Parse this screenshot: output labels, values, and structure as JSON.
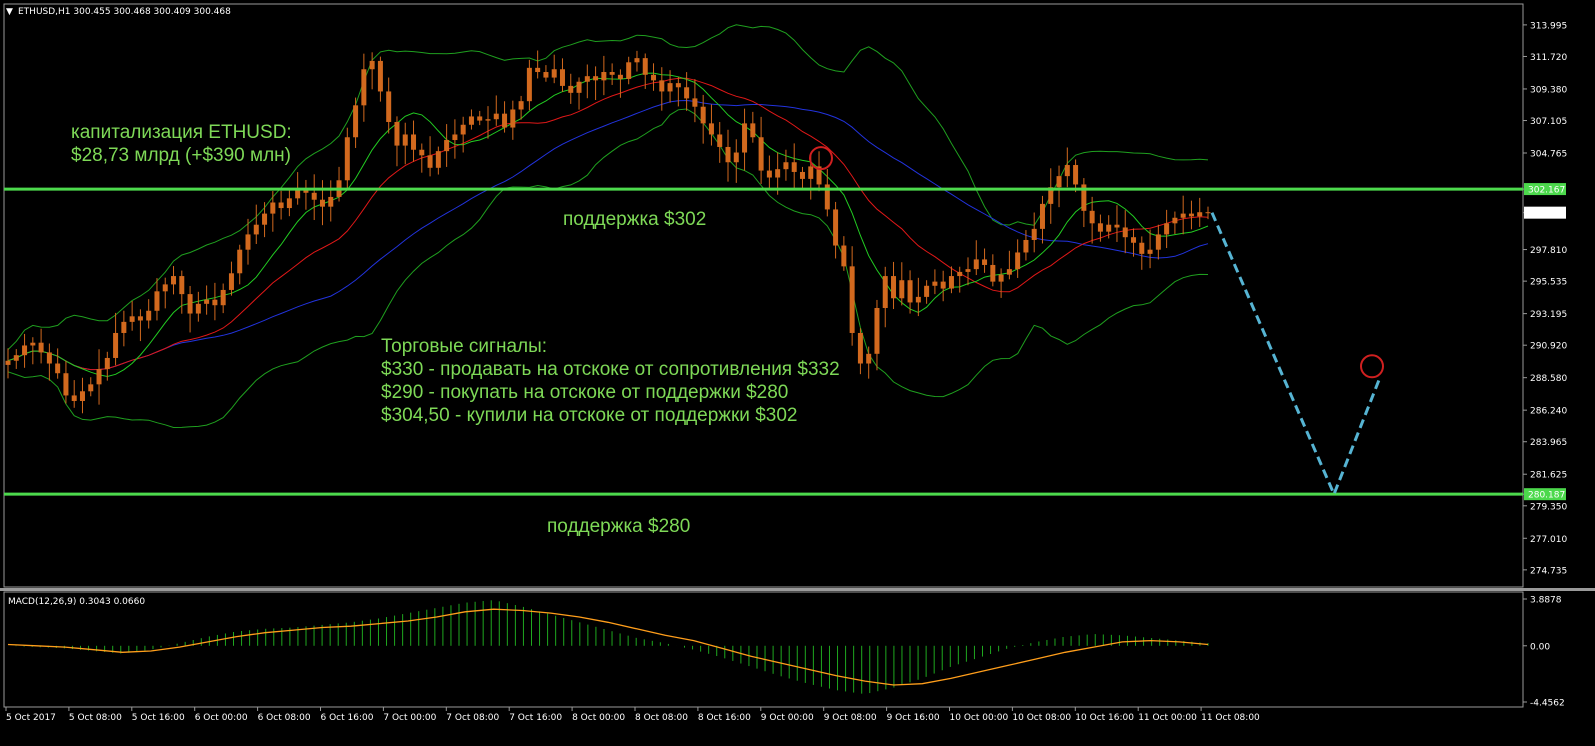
{
  "window": {
    "symbol_header": "ETHUSD,H1  300.455 300.468 300.409 300.468",
    "macd_header": "MACD(12,26,9) 0.3043 0.0660"
  },
  "colors": {
    "background": "#000000",
    "up_candle": "#d2691e",
    "down_candle": "#d2691e",
    "support_line": "#4cd94c",
    "ma_fast": "#22cc22",
    "ma_mid": "#e01818",
    "ma_slow": "#2233dd",
    "bollinger": "#1f9f1f",
    "forecast": "#56b4d3",
    "macd_hist": "#1fa81f",
    "macd_signal": "#ff9e1b",
    "text_annotation": "#7ed957"
  },
  "annotations": {
    "cap_line1": "капитализация ETHUSD:",
    "cap_line2": "$28,73 млрд (+$390 млн)",
    "support_302": "поддержка $302",
    "support_280": "поддержка $280",
    "signals_title": "Торговые сигналы:",
    "signal_1": "$330 - продавать на отскоке от сопротивления $332",
    "signal_2": "$290 - покупать на отскоке от поддержки $280",
    "signal_3": "$304,50 - купили на отскоке от поддержки $302"
  },
  "chart_data": {
    "type": "candlestick",
    "price_axis_labels": [
      "313.995",
      "311.720",
      "309.380",
      "307.105",
      "304.765",
      "302.167",
      "300.468",
      "297.810",
      "295.535",
      "293.195",
      "290.920",
      "288.580",
      "286.240",
      "283.965",
      "281.625",
      "280.187",
      "279.350",
      "277.010",
      "274.735"
    ],
    "price_ylim": [
      273.5,
      315.5
    ],
    "support_levels": [
      302.167,
      280.187
    ],
    "current_price": 300.468,
    "time_labels": [
      "5 Oct 2017",
      "5 Oct 08:00",
      "5 Oct 16:00",
      "6 Oct 00:00",
      "6 Oct 08:00",
      "6 Oct 16:00",
      "7 Oct 00:00",
      "7 Oct 08:00",
      "7 Oct 16:00",
      "8 Oct 00:00",
      "8 Oct 08:00",
      "8 Oct 16:00",
      "9 Oct 00:00",
      "9 Oct 08:00",
      "9 Oct 16:00",
      "10 Oct 00:00",
      "10 Oct 08:00",
      "10 Oct 16:00",
      "11 Oct 00:00",
      "11 Oct 08:00"
    ],
    "close_path": [
      289.8,
      290.2,
      290.9,
      291.1,
      290.4,
      289.6,
      288.9,
      287.3,
      286.9,
      287.6,
      288.1,
      289.2,
      290.0,
      291.8,
      292.6,
      293.0,
      292.7,
      293.4,
      294.8,
      295.3,
      295.9,
      294.6,
      293.2,
      293.9,
      294.2,
      293.8,
      294.9,
      296.1,
      297.8,
      298.9,
      299.6,
      300.4,
      301.2,
      300.8,
      301.5,
      302.2,
      301.9,
      301.4,
      300.9,
      301.6,
      302.8,
      305.9,
      308.2,
      310.8,
      311.4,
      309.2,
      307.0,
      305.3,
      306.1,
      305.0,
      304.6,
      303.7,
      304.9,
      305.7,
      306.1,
      306.8,
      307.4,
      307.1,
      307.2,
      307.6,
      306.6,
      307.9,
      308.5,
      310.9,
      310.6,
      310.2,
      310.8,
      309.6,
      309.1,
      309.9,
      310.3,
      310.0,
      310.6,
      310.4,
      310.1,
      311.3,
      311.6,
      310.4,
      310.0,
      309.2,
      309.8,
      309.5,
      308.7,
      308.1,
      306.9,
      306.1,
      305.2,
      304.1,
      304.8,
      306.9,
      305.9,
      303.5,
      303.0,
      303.6,
      304.1,
      303.4,
      302.9,
      303.8,
      302.5,
      300.7,
      298.1,
      296.6,
      291.8,
      289.6,
      290.3,
      293.6,
      295.9,
      294.3,
      295.6,
      294.0,
      294.4,
      295.2,
      295.5,
      295.0,
      295.9,
      296.2,
      296.4,
      297.1,
      296.7,
      295.5,
      296.0,
      296.4,
      297.6,
      298.5,
      299.3,
      301.1,
      302.3,
      303.1,
      303.9,
      302.5,
      300.6,
      299.7,
      299.1,
      299.6,
      299.4,
      298.7,
      298.3,
      297.5,
      297.8,
      298.9,
      299.7,
      300.1,
      300.4,
      300.2,
      300.5,
      300.468
    ],
    "forecast_path": [
      [
        300.468,
        280.187
      ],
      [
        280.187,
        288.6
      ]
    ],
    "macd": {
      "ylim": [
        -4.4562,
        3.8878
      ],
      "labels": [
        "3.8878",
        "0.00",
        "-4.4562"
      ],
      "signal_series": [
        0.1,
        0.0,
        -0.1,
        -0.3,
        -0.5,
        -0.4,
        -0.1,
        0.3,
        0.7,
        1.0,
        1.2,
        1.4,
        1.5,
        1.7,
        1.9,
        2.2,
        2.6,
        2.8,
        2.7,
        2.5,
        2.2,
        1.8,
        1.3,
        0.8,
        0.4,
        -0.2,
        -0.8,
        -1.3,
        -1.8,
        -2.3,
        -2.7,
        -3.0,
        -2.9,
        -2.5,
        -2.0,
        -1.5,
        -1.0,
        -0.5,
        -0.1,
        0.3,
        0.4,
        0.3,
        0.1
      ],
      "hist_series": [
        0.0,
        -0.1,
        -0.2,
        -0.4,
        -0.6,
        -0.3,
        0.2,
        0.7,
        1.1,
        1.3,
        1.4,
        1.6,
        1.8,
        2.1,
        2.5,
        2.9,
        3.3,
        3.5,
        3.0,
        2.4,
        1.8,
        1.2,
        0.6,
        0.2,
        -0.3,
        -0.9,
        -1.6,
        -2.3,
        -2.9,
        -3.4,
        -3.7,
        -3.2,
        -2.5,
        -1.6,
        -0.9,
        -0.2,
        0.3,
        0.7,
        0.9,
        0.8,
        0.6,
        0.4,
        0.2
      ]
    }
  }
}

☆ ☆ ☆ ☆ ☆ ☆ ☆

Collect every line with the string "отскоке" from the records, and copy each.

    "signal_1": "$330 - продавать на отскоке от сопротивления $332",
    "signal_2": "$290 - покупать на отскоке от поддержки $280",
    "signal_3": "$304,50 - купили на отскоке от поддержки $302"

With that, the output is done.